Bluewater Halcyon Organic Distilled Gin – Note that the “Bluewater” is very small on the bottle here. You’ll most likely find it listed under “Halcyon” instead. The wheat-based distillate on this London Gin style gin is crafted with a classic 24-hour infusion of juniper, orange, lemon, coriander, angelica root, orris root, licorice root, and cassia bark. The intense nose features lots of fruit, modest juniper, and some spongy, earthy notes driven by a few of the root-based ingredients. Unlike with the vodka, there are few surprises on the palate here. Lemon and orange remain strong, and the juniper is a bit more present on the tongue than the initial nosing would indicate. All in all it is stylistically on par with many a UK-crafted gin and a versatile spirit that works in all kinds of classic cocktails. 92 proof.

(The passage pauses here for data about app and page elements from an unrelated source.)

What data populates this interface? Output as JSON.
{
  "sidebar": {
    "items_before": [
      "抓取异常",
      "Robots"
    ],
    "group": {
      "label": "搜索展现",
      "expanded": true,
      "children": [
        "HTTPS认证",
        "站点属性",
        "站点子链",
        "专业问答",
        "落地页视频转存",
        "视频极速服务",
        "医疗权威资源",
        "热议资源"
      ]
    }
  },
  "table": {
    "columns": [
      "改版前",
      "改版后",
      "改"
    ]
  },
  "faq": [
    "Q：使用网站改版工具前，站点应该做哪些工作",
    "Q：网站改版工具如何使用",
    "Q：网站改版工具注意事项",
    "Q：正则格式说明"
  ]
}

A- / $30

bluewaterdistilling.com

Review: 2 Wines from the SommSelect Website

chanin winesIf you’ve ever seen the documentary Somm, you will remember Ian Cauble, the bright-eyed sommelier who seems like a shoo-in to pass the Master Sommelier test administered at the end of the film. I won’t spoil what happens in the movie, but fast forward to today, and Cauble has his own internet wine website, SommSelect. Essentially a spin on the “daily deal” website, SommSelect is focused on bringing limited-release, high-end, international wines to market at discount prices. You won’t find $5 bargain bins here, mind you. The two wines the company sent us to try out both hover around $40 retail (though pricing as they appeared on the SommSelect site during their original offer is not available).

I can’t comment on SommSelect’s service — though the website seems really straightforward and you get free shipping if you buy just two bottles — but I can talk about a couple of the wines the company recently had on offer. Thoughts follow.

2011 Clos du Mont-Olivet Chateauneuf-du-Pape Cuvee Unique – This southern Rhone wine drinks like a much more mature bottling than it is, rich with earth tones, raisiny/Port notes, and some chalkiness. Despite a somewhat harsh attack on the palate, a little too balsamic-meets-barnyard for my taste, the wine settles down as it gets some air, offering notes of blackberry jam and distinct notes of fruit-flavored tea. An intriguing combination of Old World and New World, though ultimately those barnyard notes are tough to shake. B / $47

2012 Chanin Wines Chardonnay Los Alamos Vineyard Santa Barbara – Surprisingly tart and lemony for a Chardonnay, only 15% of this wine is finished in new oak, the rest remaining in neutral oak barrels. Bright with fruit and grassy notes, it does open up as it warms (as Cauble’s tasting notes promise), revealing apricot notes, creme brulee, ginger, and a seductively mushroomy, earthy backbone. A- / $38

sommselect.com